**ABOUT THIS TASK**. Track down each line below containing the string "Project" and copy it.

══ SUPPLIED DATA

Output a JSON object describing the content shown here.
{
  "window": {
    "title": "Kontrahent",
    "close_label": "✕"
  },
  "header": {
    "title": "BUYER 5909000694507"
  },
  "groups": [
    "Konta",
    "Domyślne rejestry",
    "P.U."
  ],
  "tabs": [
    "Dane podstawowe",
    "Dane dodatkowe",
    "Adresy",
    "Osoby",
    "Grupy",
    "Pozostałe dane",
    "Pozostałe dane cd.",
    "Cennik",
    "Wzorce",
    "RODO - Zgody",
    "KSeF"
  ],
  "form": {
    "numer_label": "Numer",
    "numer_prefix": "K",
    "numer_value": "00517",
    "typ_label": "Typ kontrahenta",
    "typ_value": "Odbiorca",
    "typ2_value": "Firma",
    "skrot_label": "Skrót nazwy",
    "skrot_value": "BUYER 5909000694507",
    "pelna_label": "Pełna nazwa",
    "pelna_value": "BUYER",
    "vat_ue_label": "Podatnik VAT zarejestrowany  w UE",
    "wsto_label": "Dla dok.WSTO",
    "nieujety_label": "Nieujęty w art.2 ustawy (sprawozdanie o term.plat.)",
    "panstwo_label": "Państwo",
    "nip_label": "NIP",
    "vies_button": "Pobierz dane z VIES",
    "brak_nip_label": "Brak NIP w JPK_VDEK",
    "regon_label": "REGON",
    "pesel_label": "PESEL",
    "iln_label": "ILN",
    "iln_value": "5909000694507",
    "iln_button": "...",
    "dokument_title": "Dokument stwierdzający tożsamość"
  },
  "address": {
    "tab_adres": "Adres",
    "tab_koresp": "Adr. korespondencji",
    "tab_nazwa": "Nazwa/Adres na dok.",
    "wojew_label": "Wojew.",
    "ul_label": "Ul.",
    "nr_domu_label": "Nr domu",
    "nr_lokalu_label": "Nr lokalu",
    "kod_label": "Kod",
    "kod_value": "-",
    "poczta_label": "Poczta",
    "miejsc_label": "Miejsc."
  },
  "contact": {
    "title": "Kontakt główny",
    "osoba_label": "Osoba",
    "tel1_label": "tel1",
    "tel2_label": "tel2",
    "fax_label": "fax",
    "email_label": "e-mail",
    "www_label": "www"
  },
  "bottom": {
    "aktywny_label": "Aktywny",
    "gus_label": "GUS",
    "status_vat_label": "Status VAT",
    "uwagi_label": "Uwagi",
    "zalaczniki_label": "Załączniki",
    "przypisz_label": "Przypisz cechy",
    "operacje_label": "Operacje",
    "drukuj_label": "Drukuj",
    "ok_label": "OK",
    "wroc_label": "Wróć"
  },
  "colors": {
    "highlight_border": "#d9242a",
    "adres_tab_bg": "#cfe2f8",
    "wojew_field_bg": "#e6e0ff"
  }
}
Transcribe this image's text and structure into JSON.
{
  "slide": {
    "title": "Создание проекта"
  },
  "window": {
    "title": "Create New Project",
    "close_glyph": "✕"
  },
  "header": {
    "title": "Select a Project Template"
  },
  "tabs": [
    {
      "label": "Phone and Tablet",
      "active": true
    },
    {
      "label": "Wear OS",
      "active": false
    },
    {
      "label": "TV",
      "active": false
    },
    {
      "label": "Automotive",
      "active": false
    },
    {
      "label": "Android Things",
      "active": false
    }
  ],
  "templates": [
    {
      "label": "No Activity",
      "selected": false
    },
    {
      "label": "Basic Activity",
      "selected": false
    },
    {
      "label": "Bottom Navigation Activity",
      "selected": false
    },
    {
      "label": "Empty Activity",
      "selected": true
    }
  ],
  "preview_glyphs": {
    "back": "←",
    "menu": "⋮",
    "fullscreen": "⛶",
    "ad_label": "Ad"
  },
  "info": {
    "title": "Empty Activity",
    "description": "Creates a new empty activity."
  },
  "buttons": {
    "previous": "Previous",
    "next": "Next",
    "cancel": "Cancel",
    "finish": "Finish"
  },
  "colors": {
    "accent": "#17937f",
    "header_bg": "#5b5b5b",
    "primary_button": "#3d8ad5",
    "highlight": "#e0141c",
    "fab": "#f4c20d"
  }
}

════

**SOLUTION BELOW**.
    "title": "Create New Project",
    "title": "Select a Project Template"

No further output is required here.